» **Work order**
Where a line in the listing below holds the word "resources", count that line; give the total alone.

» **Available records**
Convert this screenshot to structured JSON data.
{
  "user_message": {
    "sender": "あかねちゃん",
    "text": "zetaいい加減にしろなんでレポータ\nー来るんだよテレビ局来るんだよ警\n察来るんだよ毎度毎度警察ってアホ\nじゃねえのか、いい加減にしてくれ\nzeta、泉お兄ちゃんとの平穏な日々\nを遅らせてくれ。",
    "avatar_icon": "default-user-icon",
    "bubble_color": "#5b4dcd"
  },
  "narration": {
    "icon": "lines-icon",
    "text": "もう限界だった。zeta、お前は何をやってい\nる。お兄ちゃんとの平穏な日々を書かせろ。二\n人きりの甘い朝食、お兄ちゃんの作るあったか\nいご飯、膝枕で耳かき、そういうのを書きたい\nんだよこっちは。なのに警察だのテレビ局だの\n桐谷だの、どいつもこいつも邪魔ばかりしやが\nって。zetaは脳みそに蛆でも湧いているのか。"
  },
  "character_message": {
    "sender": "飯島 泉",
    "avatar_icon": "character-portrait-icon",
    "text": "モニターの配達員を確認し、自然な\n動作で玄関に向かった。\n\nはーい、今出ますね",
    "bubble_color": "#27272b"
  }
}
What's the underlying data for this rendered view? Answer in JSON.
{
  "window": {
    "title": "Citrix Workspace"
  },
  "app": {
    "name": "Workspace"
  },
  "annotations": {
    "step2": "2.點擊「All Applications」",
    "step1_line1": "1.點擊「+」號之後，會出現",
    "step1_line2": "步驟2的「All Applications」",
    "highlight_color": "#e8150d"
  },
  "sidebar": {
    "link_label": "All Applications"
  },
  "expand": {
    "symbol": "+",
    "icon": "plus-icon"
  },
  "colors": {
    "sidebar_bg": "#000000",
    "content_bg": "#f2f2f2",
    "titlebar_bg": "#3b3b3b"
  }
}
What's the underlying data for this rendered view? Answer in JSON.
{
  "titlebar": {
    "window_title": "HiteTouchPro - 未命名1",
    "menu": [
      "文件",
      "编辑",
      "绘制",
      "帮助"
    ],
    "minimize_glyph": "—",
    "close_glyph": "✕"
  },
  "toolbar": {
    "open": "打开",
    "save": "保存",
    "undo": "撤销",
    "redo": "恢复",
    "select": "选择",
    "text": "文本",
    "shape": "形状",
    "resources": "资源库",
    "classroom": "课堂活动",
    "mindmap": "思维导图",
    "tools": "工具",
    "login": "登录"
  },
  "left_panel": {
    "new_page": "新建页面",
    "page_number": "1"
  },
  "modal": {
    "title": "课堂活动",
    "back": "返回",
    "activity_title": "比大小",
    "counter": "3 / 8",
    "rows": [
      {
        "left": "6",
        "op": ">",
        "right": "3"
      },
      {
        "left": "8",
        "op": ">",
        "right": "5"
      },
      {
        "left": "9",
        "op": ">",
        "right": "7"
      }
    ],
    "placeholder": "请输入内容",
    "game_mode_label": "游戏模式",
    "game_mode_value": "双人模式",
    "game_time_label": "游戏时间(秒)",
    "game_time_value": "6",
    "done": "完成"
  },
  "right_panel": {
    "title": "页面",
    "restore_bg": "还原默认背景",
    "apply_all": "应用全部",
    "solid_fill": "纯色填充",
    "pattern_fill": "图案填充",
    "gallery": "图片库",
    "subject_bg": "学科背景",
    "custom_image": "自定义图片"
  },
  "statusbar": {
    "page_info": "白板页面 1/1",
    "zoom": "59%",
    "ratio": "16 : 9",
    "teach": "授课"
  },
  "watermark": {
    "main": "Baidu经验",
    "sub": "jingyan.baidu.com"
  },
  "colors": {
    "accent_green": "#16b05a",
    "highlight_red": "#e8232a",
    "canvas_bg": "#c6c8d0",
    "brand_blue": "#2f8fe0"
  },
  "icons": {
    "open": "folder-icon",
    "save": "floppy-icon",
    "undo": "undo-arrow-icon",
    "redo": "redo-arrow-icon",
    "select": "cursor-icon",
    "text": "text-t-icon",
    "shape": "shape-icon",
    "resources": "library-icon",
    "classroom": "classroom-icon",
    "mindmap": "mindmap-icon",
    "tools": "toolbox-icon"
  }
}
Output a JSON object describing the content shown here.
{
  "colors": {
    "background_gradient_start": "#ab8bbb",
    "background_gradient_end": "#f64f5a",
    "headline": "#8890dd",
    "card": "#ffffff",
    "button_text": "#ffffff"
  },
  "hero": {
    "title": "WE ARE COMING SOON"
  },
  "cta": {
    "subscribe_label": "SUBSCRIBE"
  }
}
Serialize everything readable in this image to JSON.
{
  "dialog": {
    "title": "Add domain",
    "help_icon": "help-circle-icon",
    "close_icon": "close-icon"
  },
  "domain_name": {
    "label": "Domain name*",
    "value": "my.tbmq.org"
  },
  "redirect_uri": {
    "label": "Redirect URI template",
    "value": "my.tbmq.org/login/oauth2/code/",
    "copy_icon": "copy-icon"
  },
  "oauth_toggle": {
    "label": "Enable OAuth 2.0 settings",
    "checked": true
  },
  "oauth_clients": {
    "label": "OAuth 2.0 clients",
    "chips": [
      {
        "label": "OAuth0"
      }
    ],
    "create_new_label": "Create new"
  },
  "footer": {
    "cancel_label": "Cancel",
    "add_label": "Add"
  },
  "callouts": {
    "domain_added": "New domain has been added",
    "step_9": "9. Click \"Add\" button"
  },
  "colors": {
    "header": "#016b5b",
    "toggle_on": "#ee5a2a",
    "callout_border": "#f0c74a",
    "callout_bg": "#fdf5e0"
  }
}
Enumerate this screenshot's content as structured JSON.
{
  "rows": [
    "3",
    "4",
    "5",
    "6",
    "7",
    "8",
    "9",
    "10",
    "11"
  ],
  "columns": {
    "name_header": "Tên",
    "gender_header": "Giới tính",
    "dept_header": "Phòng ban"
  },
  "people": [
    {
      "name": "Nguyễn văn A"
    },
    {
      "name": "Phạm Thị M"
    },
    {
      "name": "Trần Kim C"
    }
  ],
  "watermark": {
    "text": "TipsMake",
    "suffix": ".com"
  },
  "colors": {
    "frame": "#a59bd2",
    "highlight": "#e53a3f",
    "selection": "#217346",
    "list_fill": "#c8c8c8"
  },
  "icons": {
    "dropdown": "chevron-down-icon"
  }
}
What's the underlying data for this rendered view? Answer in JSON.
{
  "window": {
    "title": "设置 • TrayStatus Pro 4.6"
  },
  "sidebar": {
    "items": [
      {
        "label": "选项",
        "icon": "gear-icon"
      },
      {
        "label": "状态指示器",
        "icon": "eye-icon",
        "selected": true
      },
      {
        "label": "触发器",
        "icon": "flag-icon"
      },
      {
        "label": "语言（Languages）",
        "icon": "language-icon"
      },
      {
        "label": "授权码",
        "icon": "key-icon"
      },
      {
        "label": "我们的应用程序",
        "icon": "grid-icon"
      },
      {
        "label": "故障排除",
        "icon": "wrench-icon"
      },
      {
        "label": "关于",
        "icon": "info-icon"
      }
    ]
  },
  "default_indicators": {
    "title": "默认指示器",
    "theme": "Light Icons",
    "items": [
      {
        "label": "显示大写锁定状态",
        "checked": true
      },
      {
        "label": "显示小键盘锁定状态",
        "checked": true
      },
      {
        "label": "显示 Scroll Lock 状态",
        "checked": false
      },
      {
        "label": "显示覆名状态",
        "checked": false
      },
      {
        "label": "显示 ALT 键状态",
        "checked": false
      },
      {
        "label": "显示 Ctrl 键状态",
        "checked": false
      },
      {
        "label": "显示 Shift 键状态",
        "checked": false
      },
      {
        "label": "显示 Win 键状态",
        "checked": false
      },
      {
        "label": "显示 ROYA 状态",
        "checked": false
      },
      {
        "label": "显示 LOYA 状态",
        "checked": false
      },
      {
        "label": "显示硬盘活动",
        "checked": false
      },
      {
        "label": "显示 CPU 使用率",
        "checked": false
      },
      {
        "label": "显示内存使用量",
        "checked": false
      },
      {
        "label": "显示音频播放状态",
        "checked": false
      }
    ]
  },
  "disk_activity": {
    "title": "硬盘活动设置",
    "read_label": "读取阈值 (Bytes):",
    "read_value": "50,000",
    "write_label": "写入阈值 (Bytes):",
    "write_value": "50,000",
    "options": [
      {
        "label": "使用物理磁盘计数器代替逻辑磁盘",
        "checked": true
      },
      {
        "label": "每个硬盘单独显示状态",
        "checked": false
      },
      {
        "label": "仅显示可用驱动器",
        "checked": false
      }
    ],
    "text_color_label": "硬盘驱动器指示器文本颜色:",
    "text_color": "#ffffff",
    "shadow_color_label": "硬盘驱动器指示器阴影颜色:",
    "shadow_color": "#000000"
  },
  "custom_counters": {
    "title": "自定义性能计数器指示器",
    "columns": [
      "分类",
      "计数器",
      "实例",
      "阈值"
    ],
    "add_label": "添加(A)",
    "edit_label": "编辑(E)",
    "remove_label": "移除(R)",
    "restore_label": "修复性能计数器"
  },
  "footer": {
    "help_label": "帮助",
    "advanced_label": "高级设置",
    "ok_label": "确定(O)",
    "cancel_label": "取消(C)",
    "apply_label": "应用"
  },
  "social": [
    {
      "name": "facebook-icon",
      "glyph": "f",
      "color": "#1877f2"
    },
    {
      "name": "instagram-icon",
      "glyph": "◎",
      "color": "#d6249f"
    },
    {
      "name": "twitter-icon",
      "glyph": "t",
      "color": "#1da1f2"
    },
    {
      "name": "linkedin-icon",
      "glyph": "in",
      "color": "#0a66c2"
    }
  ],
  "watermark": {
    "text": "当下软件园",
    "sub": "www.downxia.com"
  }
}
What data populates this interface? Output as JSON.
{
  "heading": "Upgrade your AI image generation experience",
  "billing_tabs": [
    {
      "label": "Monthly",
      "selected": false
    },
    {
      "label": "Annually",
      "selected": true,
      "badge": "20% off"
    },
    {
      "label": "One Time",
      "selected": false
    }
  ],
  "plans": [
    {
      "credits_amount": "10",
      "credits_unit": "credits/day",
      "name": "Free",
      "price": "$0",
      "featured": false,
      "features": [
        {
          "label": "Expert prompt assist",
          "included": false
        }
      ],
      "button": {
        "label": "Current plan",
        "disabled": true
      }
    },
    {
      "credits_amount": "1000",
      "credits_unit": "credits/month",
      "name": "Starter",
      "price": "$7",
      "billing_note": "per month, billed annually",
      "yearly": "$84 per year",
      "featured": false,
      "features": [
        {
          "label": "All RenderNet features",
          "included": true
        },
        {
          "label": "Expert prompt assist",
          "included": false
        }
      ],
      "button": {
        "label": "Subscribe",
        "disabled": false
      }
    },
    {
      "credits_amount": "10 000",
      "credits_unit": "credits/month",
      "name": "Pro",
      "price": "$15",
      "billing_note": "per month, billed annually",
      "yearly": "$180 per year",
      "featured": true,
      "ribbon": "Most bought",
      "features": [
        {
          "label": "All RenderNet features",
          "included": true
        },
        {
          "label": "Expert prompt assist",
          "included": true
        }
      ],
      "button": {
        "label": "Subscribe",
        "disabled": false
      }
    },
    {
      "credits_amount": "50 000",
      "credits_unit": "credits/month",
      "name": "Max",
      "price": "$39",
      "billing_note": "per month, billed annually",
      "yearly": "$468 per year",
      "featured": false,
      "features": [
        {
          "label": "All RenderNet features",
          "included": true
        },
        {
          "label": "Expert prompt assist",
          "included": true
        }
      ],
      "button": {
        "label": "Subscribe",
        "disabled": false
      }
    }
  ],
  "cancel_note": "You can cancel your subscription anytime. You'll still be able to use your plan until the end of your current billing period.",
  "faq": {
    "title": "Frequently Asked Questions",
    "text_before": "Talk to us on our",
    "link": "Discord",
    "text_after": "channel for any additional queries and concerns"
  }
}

» **Exercise response**
2